• TASK PROMPT: The pictures get dropped, while every remaining part of the listing is copied exactly.

• DATA FOR PROCESSING:
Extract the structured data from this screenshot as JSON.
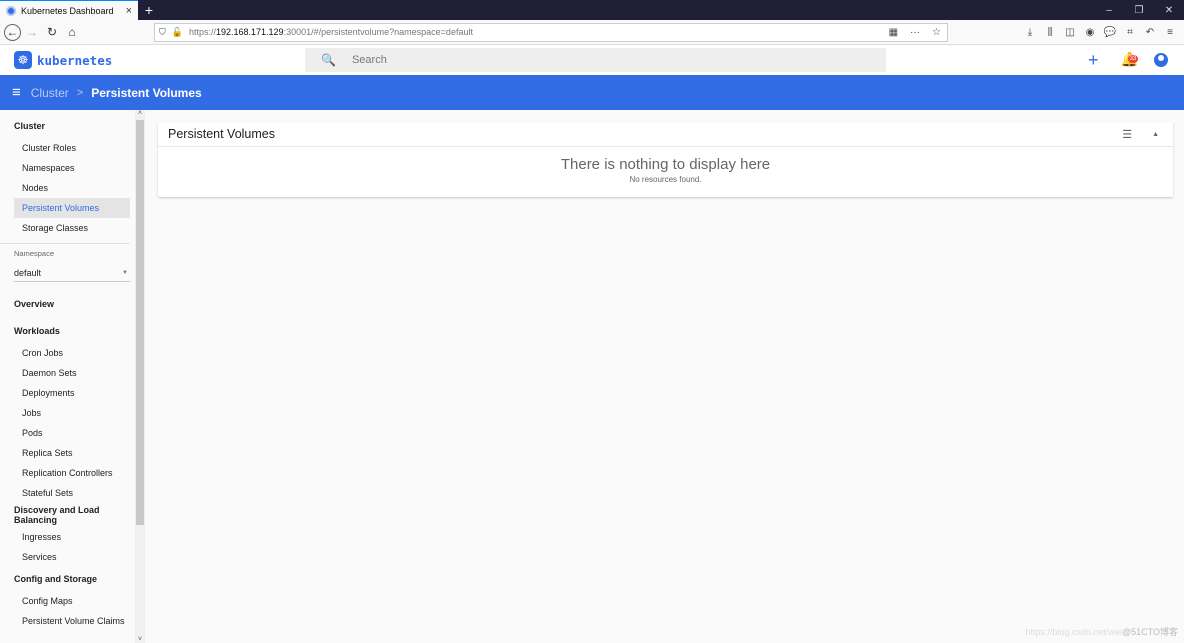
{
  "browser": {
    "tab_title": "Kubernetes Dashboard",
    "url_scheme": "https://",
    "url_host": "192.168.171.129",
    "url_rest": ":30001/#/persistentvolume?namespace=default",
    "icons": {
      "tab_close": "×",
      "new_tab": "+",
      "minimize": "–",
      "restore": "❐",
      "close": "✕",
      "back": "←",
      "forward": "→",
      "reload": "↻",
      "home": "⌂",
      "shield": "⛉",
      "lock": "🔓",
      "qr": "▦",
      "more": "···",
      "star": "☆",
      "download": "⤓",
      "library": "⫼",
      "sidebar": "◫",
      "account": "◉",
      "chat": "💬",
      "crop": "⌗",
      "undo": "↶",
      "menu": "≡"
    }
  },
  "app": {
    "logo_text": "kubernetes",
    "logo_icon": "☸",
    "search_placeholder": "Search",
    "search_icon": "🔍",
    "add_icon": "+",
    "bell_icon": "🔔",
    "notification_count": "33"
  },
  "toolbar": {
    "menu_icon": "≡",
    "breadcrumb_parent": "Cluster",
    "breadcrumb_sep": ">",
    "breadcrumb_current": "Persistent Volumes"
  },
  "sidebar": {
    "cluster": {
      "title": "Cluster",
      "items": [
        "Cluster Roles",
        "Namespaces",
        "Nodes",
        "Persistent Volumes",
        "Storage Classes"
      ]
    },
    "namespace": {
      "label": "Namespace",
      "value": "default",
      "arrow": "▼"
    },
    "overview": "Overview",
    "workloads": {
      "title": "Workloads",
      "items": [
        "Cron Jobs",
        "Daemon Sets",
        "Deployments",
        "Jobs",
        "Pods",
        "Replica Sets",
        "Replication Controllers",
        "Stateful Sets"
      ]
    },
    "discovery": {
      "title": "Discovery and Load Balancing",
      "items": [
        "Ingresses",
        "Services"
      ]
    },
    "config": {
      "title": "Config and Storage",
      "items": [
        "Config Maps",
        "Persistent Volume Claims"
      ]
    },
    "scroll_up": "˄",
    "scroll_down": "˅"
  },
  "card": {
    "title": "Persistent Volumes",
    "filter_icon": "☰",
    "collapse_icon": "▲",
    "empty_title": "There is nothing to display here",
    "empty_subtitle": "No resources found."
  },
  "watermark": {
    "faint": "https://blog.csdn.net/wei",
    "strong": "@51CTO博客"
  }
}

• SOLVED PROBLEM:
Extract the structured data from this screenshot as JSON.
{
  "browser": {
    "tab_title": "Kubernetes Dashboard",
    "url_scheme": "https://",
    "url_host": "192.168.171.129",
    "url_rest": ":30001/#/persistentvolume?namespace=default",
    "icons": {
      "tab_close": "×",
      "new_tab": "+",
      "minimize": "–",
      "restore": "❐",
      "close": "✕",
      "back": "←",
      "forward": "→",
      "reload": "↻",
      "home": "⌂",
      "shield": "⛉",
      "lock": "🔓",
      "qr": "▦",
      "more": "···",
      "star": "☆",
      "download": "⤓",
      "library": "⫼",
      "sidebar": "◫",
      "account": "◉",
      "chat": "💬",
      "crop": "⌗",
      "undo": "↶",
      "menu": "≡"
    }
  },
  "app": {
    "logo_text": "kubernetes",
    "logo_icon": "☸",
    "search_placeholder": "Search",
    "search_icon": "🔍",
    "add_icon": "+",
    "bell_icon": "🔔",
    "notification_count": "33"
  },
  "toolbar": {
    "menu_icon": "≡",
    "breadcrumb_parent": "Cluster",
    "breadcrumb_sep": ">",
    "breadcrumb_current": "Persistent Volumes"
  },
  "sidebar": {
    "cluster": {
      "title": "Cluster",
      "items": [
        "Cluster Roles",
        "Namespaces",
        "Nodes",
        "Persistent Volumes",
        "Storage Classes"
      ]
    },
    "namespace": {
      "label": "Namespace",
      "value": "default",
      "arrow": "▼"
    },
    "overview": "Overview",
    "workloads": {
      "title": "Workloads",
      "items": [
        "Cron Jobs",
        "Daemon Sets",
        "Deployments",
        "Jobs",
        "Pods",
        "Replica Sets",
        "Replication Controllers",
        "Stateful Sets"
      ]
    },
    "discovery": {
      "title": "Discovery and Load Balancing",
      "items": [
        "Ingresses",
        "Services"
      ]
    },
    "config": {
      "title": "Config and Storage",
      "items": [
        "Config Maps",
        "Persistent Volume Claims"
      ]
    },
    "scroll_up": "˄",
    "scroll_down": "˅"
  },
  "card": {
    "title": "Persistent Volumes",
    "filter_icon": "☰",
    "collapse_icon": "▲",
    "empty_title": "There is nothing to display here",
    "empty_subtitle": "No resources found."
  },
  "watermark": {
    "faint": "https://blog.csdn.net/wei",
    "strong": "@51CTO博客"
  }
}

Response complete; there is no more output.